Below are the records; restate all of them exactly.

[Element data from apps and pages]
......

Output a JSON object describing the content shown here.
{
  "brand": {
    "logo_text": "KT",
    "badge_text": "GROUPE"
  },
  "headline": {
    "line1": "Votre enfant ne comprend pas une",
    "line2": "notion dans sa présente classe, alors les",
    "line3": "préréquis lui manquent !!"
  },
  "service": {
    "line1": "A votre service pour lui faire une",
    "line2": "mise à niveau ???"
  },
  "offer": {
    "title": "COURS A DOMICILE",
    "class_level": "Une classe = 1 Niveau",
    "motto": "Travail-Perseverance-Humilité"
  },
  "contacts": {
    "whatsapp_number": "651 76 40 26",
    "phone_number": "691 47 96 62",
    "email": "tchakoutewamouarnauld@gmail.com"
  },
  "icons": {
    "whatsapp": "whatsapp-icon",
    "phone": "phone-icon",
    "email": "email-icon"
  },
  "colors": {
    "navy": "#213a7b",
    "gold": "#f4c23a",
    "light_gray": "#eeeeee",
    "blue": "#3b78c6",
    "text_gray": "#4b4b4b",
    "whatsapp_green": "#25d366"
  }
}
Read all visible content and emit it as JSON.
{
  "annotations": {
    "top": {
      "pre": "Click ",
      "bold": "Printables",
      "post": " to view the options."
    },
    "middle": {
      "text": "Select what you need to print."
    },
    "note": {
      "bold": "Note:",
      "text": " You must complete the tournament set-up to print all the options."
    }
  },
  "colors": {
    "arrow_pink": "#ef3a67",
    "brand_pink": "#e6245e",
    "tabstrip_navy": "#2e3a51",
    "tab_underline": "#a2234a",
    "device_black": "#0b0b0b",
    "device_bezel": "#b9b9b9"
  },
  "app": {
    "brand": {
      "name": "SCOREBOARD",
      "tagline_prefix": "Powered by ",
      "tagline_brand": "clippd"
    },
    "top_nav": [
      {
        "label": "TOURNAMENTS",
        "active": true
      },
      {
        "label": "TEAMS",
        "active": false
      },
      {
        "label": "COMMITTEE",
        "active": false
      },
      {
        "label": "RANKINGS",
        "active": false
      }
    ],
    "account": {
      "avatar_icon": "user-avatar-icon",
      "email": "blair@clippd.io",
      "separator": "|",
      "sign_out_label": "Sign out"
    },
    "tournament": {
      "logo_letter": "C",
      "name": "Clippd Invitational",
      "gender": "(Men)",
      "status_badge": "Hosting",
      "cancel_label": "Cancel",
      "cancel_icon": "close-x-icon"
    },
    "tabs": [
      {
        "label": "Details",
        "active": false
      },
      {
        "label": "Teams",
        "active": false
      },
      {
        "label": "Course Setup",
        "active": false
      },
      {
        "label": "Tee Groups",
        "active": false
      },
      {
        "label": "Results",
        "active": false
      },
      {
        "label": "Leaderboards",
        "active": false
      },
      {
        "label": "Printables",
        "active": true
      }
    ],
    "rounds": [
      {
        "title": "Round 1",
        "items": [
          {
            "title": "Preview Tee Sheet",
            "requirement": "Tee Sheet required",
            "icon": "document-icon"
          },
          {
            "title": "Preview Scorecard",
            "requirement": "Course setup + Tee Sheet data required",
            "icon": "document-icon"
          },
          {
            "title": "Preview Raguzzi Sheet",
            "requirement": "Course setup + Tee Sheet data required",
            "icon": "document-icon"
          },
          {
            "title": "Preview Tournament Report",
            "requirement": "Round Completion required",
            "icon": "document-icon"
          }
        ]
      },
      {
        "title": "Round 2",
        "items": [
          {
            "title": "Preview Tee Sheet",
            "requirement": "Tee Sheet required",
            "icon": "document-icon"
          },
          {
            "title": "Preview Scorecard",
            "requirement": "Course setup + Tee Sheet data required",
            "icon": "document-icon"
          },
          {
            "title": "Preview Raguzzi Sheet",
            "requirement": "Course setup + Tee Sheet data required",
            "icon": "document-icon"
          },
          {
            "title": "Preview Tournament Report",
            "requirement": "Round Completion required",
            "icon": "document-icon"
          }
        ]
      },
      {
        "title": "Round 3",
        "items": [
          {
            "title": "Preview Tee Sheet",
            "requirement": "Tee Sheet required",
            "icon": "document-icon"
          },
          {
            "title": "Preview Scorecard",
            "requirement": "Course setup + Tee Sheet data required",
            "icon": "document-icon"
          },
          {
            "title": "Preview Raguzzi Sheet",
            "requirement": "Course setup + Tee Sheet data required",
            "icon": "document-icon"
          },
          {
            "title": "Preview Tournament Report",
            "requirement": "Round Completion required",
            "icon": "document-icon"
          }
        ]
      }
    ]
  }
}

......

__FINISHED EXERCISE__
Output a JSON object describing the content shown here.
{
  "brand": {
    "logo_text": "KT",
    "badge_text": "GROUPE"
  },
  "headline": {
    "line1": "Votre enfant ne comprend pas une",
    "line2": "notion dans sa présente classe, alors les",
    "line3": "préréquis lui manquent !!"
  },
  "service": {
    "line1": "A votre service pour lui faire une",
    "line2": "mise à niveau ???"
  },
  "offer": {
    "title": "COURS A DOMICILE",
    "class_level": "Une classe = 1 Niveau",
    "motto": "Travail-Perseverance-Humilité"
  },
  "contacts": {
    "whatsapp_number": "651 76 40 26",
    "phone_number": "691 47 96 62",
    "email": "tchakoutewamouarnauld@gmail.com"
  },
  "icons": {
    "whatsapp": "whatsapp-icon",
    "phone": "phone-icon",
    "email": "email-icon"
  },
  "colors": {
    "navy": "#213a7b",
    "gold": "#f4c23a",
    "light_gray": "#eeeeee",
    "blue": "#3b78c6",
    "text_gray": "#4b4b4b",
    "whatsapp_green": "#25d366"
  }
}
Read all visible content and emit it as JSON.
{
  "annotations": {
    "top": {
      "pre": "Click ",
      "bold": "Printables",
      "post": " to view the options."
    },
    "middle": {
      "text": "Select what you need to print."
    },
    "note": {
      "bold": "Note:",
      "text": " You must complete the tournament set-up to print all the options."
    }
  },
  "colors": {
    "arrow_pink": "#ef3a67",
    "brand_pink": "#e6245e",
    "tabstrip_navy": "#2e3a51",
    "tab_underline": "#a2234a",
    "device_black": "#0b0b0b",
    "device_bezel": "#b9b9b9"
  },
  "app": {
    "brand": {
      "name": "SCOREBOARD",
      "tagline_prefix": "Powered by ",
      "tagline_brand": "clippd"
    },
    "top_nav": [
      {
        "label": "TOURNAMENTS",
        "active": true
      },
      {
        "label": "TEAMS",
        "active": false
      },
      {
        "label": "COMMITTEE",
        "active": false
      },
      {
        "label": "RANKINGS",
        "active": false
      }
    ],
    "account": {
      "avatar_icon": "user-avatar-icon",
      "email": "blair@clippd.io",
      "separator": "|",
      "sign_out_label": "Sign out"
    },
    "tournament": {
      "logo_letter": "C",
      "name": "Clippd Invitational",
      "gender": "(Men)",
      "status_badge": "Hosting",
      "cancel_label": "Cancel",
      "cancel_icon": "close-x-icon"
    },
    "tabs": [
      {
        "label": "Details",
        "active": false
      },
      {
        "label": "Teams",
        "active": false
      },
      {
        "label": "Course Setup",
        "active": false
      },
      {
        "label": "Tee Groups",
        "active": false
      },
      {
        "label": "Results",
        "active": false
      },
      {
        "label": "Leaderboards",
        "active": false
      },
      {
        "label": "Printables",
        "active": true
      }
    ],
    "rounds": [
      {
        "title": "Round 1",
        "items": [
          {
            "title": "Preview Tee Sheet",
            "requirement": "Tee Sheet required",
            "icon": "document-icon"
          },
          {
            "title": "Preview Scorecard",
            "requirement": "Course setup + Tee Sheet data required",
            "icon": "document-icon"
          },
          {
            "title": "Preview Raguzzi Sheet",
            "requirement": "Course setup + Tee Sheet data required",
            "icon": "document-icon"
          },
          {
            "title": "Preview Tournament Report",
            "requirement": "Round Completion required",
            "icon": "document-icon"
          }
        ]
      },
      {
        "title": "Round 2",
        "items": [
          {
            "title": "Preview Tee Sheet",
            "requirement": "Tee Sheet required",
            "icon": "document-icon"
          },
          {
            "title": "Preview Scorecard",
            "requirement": "Course setup + Tee Sheet data required",
            "icon": "document-icon"
          },
          {
            "title": "Preview Raguzzi Sheet",
            "requirement": "Course setup + Tee Sheet data required",
            "icon": "document-icon"
          },
          {
            "title": "Preview Tournament Report",
            "requirement": "Round Completion required",
            "icon": "document-icon"
          }
        ]
      },
      {
        "title": "Round 3",
        "items": [
          {
            "title": "Preview Tee Sheet",
            "requirement": "Tee Sheet required",
            "icon": "document-icon"
          },
          {
            "title": "Preview Scorecard",
            "requirement": "Course setup + Tee Sheet data required",
            "icon": "document-icon"
          },
          {
            "title": "Preview Raguzzi Sheet",
            "requirement": "Course setup + Tee Sheet data required",
            "icon": "document-icon"
          },
          {
            "title": "Preview Tournament Report",
            "requirement": "Round Completion required",
            "icon": "document-icon"
          }
        ]
      }
    ]
  }
}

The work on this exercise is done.